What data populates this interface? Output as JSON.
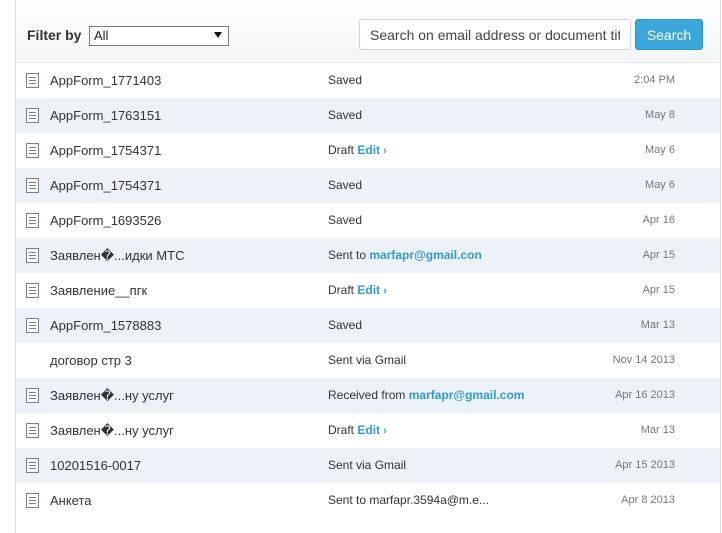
{
  "toolbar": {
    "filter_label": "Filter by",
    "filter_value": "All",
    "search_placeholder": "Search on email address or document title",
    "search_button": "Search"
  },
  "documents": [
    {
      "title": "AppForm_1771403",
      "status": "Saved",
      "link": "",
      "date": "2:04 PM",
      "icon": "document-icon"
    },
    {
      "title": "AppForm_1763151",
      "status": "Saved",
      "link": "",
      "date": "May 8",
      "icon": "document-icon"
    },
    {
      "title": "AppForm_1754371",
      "status": "Draft",
      "link": "Edit",
      "date": "May 6",
      "icon": "document-icon"
    },
    {
      "title": "AppForm_1754371",
      "status": "Saved",
      "link": "",
      "date": "May 6",
      "icon": "document-icon"
    },
    {
      "title": "AppForm_1693526",
      "status": "Saved",
      "link": "",
      "date": "Apr 16",
      "icon": "document-icon"
    },
    {
      "title": "Заявлен�...идки МТС",
      "status": "Sent to",
      "link": "marfapr@gmail.con",
      "date": "Apr 15",
      "icon": "document-icon"
    },
    {
      "title": "Заявление__пгк",
      "status": "Draft",
      "link": "Edit",
      "date": "Apr 15",
      "icon": "document-icon"
    },
    {
      "title": "AppForm_1578883",
      "status": "Saved",
      "link": "",
      "date": "Mar 13",
      "icon": "document-icon"
    },
    {
      "title": "договор стр 3",
      "status": "Sent via Gmail",
      "link": "",
      "date": "Nov 14 2013",
      "icon": ""
    },
    {
      "title": "Заявлен�...ну услуг",
      "status": "Received from",
      "link": "marfapr@gmail.com",
      "date": "Apr 16 2013",
      "icon": "document-icon"
    },
    {
      "title": "Заявлен�...ну услуг",
      "status": "Draft",
      "link": "Edit",
      "date": "Mar 13",
      "icon": "document-icon"
    },
    {
      "title": "10201516-0017",
      "status": "Sent via Gmail",
      "link": "",
      "date": "Apr 15 2013",
      "icon": "document-icon"
    },
    {
      "title": "Анкета",
      "status": "Sent to marfapr.3594a@m.e...",
      "link": "",
      "date": "Apr 8 2013",
      "icon": "document-icon"
    }
  ]
}
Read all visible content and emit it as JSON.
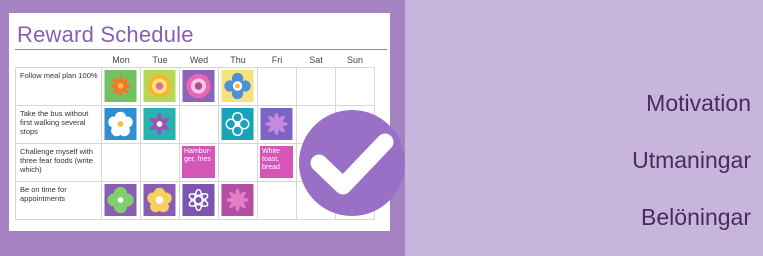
{
  "card": {
    "title": "Reward Schedule"
  },
  "schedule": {
    "days": [
      "Mon",
      "Tue",
      "Wed",
      "Thu",
      "Fri",
      "Sat",
      "Sun"
    ],
    "rows": [
      {
        "task": "Follow meal plan 100%"
      },
      {
        "task": "Take the bus without first walking several stops"
      },
      {
        "task": "Challenge myself with three fear foods (write which)"
      },
      {
        "task": "Be on time for appointments"
      }
    ],
    "notes": {
      "wed": "Hambur-ger, fries",
      "fri": "White toast, bread"
    }
  },
  "side_words": [
    "Motivation",
    "Utmaningar",
    "Belöningar"
  ],
  "colors": {
    "background": "#a583c2",
    "right_panel": "#c7b5dc",
    "title": "#8a5fb0",
    "note": "#d656b8",
    "badge": "#9a6fc6"
  }
}
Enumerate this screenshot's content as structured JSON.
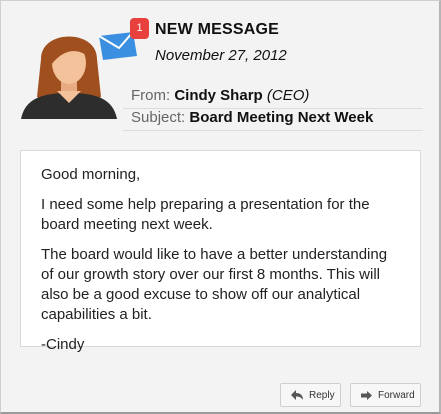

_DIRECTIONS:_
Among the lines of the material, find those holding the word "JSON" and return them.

_RESPONSE FOR THIS EXERCISE:_
What data populates this interface? Output as JSON.
Read all visible content and emit it as JSON.
Enumerate this screenshot's content as structured JSON.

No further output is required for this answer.